Example: A minor is arrested for petty theft or shoplifting in California, violating Section 484 of California laws. Since this is a low-level offense, the minor’s juvenile defense attorney will do his/her best to get a diversion under Section 654 or 725 to informal probation. What this means is that if the attorney is successful, the minor will avoid their case being filed in a juvenile court, or they could have the charge dismissed altogether once they complete the probation.
Since the minor will have to face a situation where they will be within the court's jurisdiction, their probation officer can devise a plan, which will have the juvenile serving probation for not more than six months. This plan will include a program where the minor will have to undergo counseling and education. If the juvenile fails to do well in this program, their probation officer could still file a formal petition whereby the child will have to undergo a juvenile court proceeding.

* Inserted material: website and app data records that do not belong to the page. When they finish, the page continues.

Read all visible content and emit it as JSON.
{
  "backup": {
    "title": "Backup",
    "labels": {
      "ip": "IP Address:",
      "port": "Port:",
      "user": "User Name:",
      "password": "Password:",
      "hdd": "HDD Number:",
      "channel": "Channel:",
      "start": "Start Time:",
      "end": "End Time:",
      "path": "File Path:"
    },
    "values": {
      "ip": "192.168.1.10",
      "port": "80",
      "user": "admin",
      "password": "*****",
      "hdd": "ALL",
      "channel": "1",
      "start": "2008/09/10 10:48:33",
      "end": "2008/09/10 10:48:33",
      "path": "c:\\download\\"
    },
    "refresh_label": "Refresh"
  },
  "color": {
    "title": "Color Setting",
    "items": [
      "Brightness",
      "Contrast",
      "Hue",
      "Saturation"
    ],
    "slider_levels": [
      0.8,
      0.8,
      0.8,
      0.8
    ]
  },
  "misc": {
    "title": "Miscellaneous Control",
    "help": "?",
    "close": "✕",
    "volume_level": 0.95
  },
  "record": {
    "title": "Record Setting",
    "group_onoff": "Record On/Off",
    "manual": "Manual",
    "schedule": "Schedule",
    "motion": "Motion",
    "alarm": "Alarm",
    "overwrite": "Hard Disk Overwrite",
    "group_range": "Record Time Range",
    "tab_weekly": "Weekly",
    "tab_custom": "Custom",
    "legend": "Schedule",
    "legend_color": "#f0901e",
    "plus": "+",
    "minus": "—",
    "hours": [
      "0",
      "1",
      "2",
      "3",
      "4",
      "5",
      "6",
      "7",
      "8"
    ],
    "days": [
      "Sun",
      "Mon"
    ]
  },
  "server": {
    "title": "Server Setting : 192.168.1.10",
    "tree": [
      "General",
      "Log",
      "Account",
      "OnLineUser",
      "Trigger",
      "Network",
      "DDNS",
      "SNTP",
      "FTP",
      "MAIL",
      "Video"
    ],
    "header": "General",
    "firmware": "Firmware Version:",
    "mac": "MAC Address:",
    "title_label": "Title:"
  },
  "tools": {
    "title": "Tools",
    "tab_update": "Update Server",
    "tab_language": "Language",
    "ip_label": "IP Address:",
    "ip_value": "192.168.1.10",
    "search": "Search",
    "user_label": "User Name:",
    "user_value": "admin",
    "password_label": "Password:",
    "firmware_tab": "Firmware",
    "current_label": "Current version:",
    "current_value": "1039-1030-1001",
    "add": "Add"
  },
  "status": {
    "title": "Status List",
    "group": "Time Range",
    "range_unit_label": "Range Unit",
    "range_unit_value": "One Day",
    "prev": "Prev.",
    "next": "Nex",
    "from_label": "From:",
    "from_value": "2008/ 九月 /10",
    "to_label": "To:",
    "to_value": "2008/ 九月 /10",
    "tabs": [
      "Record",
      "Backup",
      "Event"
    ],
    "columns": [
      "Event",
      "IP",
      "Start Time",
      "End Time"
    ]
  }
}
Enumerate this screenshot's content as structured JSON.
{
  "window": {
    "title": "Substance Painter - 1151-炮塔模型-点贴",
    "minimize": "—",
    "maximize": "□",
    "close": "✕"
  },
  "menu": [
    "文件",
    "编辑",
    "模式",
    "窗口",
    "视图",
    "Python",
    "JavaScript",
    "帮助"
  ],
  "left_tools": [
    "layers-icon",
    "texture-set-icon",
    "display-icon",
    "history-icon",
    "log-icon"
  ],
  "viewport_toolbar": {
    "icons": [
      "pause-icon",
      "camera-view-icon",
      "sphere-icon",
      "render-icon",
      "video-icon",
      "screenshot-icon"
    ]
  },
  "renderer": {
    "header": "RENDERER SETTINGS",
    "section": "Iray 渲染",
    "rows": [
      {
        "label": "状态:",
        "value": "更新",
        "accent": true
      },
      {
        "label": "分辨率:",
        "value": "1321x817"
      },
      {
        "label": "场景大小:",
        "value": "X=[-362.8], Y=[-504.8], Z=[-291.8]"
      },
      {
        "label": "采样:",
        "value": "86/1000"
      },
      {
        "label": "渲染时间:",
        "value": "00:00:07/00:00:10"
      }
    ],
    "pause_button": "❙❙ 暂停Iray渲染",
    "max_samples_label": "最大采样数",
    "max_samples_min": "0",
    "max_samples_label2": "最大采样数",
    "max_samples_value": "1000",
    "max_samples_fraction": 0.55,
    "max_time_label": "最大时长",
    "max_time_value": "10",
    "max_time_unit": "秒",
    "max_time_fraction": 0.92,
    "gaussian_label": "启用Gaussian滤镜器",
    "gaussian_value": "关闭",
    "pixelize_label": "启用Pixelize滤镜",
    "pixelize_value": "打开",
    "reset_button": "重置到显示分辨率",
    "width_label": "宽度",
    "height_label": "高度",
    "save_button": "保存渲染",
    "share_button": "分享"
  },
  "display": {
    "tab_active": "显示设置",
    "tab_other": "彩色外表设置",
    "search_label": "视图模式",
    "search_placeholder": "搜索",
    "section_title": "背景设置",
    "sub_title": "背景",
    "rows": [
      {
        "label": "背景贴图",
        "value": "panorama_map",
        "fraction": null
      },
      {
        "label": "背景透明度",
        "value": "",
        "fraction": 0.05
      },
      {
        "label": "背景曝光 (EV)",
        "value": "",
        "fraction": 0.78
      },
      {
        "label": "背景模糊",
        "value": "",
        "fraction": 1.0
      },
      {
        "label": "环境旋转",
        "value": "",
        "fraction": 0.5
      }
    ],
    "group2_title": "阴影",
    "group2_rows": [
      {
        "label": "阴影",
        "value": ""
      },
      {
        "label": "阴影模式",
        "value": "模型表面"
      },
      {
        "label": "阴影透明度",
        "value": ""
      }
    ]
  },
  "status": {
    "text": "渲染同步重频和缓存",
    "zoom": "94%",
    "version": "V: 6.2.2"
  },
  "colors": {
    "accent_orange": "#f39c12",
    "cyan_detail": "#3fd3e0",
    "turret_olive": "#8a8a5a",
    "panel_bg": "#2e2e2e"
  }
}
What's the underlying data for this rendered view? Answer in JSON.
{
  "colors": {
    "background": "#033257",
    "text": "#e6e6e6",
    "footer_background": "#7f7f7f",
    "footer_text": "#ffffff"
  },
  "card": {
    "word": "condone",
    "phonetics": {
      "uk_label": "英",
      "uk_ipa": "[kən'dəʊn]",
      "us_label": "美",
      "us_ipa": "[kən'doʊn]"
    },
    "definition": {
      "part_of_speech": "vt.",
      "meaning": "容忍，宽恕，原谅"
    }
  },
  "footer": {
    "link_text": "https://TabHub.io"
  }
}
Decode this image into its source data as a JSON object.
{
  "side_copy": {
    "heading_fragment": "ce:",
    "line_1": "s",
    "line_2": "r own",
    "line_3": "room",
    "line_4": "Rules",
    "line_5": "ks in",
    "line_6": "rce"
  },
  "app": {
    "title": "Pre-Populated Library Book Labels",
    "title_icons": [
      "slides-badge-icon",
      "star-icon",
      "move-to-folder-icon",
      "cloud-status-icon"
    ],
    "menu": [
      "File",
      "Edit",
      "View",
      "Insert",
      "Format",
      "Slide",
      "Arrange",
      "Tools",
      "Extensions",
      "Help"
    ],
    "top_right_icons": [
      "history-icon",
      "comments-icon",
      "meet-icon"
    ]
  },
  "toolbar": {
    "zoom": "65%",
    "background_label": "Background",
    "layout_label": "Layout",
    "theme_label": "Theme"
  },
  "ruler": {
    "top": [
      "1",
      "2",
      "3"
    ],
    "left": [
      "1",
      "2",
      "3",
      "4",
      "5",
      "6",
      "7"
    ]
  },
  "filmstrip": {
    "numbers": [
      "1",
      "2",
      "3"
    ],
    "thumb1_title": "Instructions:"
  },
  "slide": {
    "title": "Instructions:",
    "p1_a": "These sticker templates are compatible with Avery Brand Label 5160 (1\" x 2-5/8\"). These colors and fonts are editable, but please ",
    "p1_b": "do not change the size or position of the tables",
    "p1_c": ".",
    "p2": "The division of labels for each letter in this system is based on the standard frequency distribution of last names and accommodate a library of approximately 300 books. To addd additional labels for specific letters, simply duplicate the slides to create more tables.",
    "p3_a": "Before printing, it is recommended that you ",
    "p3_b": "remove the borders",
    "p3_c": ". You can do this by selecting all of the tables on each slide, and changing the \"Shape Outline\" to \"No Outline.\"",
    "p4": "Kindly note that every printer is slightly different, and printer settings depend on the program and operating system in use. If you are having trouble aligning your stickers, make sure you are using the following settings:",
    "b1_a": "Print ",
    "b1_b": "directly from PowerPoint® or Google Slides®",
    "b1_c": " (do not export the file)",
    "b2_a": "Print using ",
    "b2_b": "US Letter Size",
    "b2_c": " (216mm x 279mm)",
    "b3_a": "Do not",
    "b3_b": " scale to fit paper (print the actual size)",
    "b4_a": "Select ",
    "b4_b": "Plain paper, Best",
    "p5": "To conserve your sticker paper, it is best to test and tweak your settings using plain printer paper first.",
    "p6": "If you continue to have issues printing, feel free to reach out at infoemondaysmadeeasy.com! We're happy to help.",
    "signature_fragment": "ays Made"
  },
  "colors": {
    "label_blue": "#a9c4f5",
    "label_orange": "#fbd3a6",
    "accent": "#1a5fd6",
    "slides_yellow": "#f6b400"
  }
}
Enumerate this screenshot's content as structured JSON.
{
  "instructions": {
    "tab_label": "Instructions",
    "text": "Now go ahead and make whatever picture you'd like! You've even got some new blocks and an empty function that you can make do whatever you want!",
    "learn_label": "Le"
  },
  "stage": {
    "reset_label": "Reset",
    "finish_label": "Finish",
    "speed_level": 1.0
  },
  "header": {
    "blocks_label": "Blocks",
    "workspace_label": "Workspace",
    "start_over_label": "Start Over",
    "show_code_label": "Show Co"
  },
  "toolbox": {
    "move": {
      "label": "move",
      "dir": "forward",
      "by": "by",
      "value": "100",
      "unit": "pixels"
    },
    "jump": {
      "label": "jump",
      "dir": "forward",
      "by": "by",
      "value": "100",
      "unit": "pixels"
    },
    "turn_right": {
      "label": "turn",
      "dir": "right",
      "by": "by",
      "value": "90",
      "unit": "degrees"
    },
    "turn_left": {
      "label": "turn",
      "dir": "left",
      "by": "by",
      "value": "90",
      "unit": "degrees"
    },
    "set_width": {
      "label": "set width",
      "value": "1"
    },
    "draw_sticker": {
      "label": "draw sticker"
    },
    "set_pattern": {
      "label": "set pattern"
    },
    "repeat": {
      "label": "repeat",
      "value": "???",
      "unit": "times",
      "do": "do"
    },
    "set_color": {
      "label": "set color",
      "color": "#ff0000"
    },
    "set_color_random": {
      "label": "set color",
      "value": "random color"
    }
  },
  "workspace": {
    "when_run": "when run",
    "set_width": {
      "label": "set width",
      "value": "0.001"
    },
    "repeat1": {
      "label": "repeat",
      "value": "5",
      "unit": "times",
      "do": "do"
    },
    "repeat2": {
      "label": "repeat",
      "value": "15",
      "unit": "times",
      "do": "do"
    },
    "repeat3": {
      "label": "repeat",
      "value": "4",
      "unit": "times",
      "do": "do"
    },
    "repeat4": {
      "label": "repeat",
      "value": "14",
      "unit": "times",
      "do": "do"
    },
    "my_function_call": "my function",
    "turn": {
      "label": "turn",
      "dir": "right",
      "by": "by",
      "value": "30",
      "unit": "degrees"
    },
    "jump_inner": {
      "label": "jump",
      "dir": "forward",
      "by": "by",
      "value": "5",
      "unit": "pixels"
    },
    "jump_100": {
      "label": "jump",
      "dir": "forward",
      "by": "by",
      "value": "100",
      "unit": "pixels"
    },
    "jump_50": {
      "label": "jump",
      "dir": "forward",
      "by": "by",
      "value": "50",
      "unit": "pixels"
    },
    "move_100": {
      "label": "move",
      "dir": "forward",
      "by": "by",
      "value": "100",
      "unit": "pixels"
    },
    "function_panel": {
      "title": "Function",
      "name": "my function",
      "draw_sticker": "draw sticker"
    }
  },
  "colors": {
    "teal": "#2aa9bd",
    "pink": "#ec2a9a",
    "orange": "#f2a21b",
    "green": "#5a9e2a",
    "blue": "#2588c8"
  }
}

Diversion to informal probation under Section 725 of California Welfare and Institutions law can also occur. In this kind of diversion, it is the judge who decides to send the offender on informal probation.
The difference between the two diversions here is that in W&I Sec. 725, a petition is filed in court against the minor. However, the appeal is delayed to allow the minor to serve his/her probation. It means that the judge gives the offender a second chance. As long as he/she complies with all the probation terms, the minor will not be required to admit guilt pot the offense. Once the probation period is over, the petition is dismissed.
Some of the probation conditions the minor gets in this kind of diversion include counseling for the minor, curfew for his/her caregivers, and school attendance, among others. If the offense committed was related to the use of drugs, drug testing could be included in the list of conditions. There might be a requirement to pay court fines and restitution too.
Similarly, this type of diversion lasts for a maximum period of six months.
A juvenile court can sentence a young offender to formal probation if he/she is declared a court’s ward. In this kind of probation, the child can be allowed back home, from where he/she will be expected to go through their probation successfully. In other scenarios, the court might send its ward to an appropriate place. It could be a group home or a relative's home. California has several group homes designed for minors that are emotionally disturbed.
Formal probation will also come with a list of conditions, by which the minor must abide. Some of these include:
- School attendance
- Counseling or substance abuse
- Curfew restrictions
- Community services
- Payment of restitution
- Removal of graffiti
If the court realizes that the child requires a higher level of structure, he/she is sentenced to a probation camp. The period of probation, in this case, will be between 3 months and a year.
It is the most severe penalty a juvenile offender can get after sentencing. Getting committed to a CYA is the same as sending an adult offender to prison, although the conditions are different. There are specific offenses that could cause the court to sentence a minor to CYA commitment, including sex-related crimes that require him/her to register as a sex offender.
Find a Juvenile Defense Attorney Near Me
If your child has been arrested for breaking the law, you might be confused about what to do and what will become of them. We at The Law Offices of Fountain & Hattersley will help ensure that the rights of the minor are protected throughout their prosecution. We also provide a strong defense against their charges to ensure a fair ruling. Call us at 626-793-4111 if you are in Pasadena, and let us fight on behalf of your child.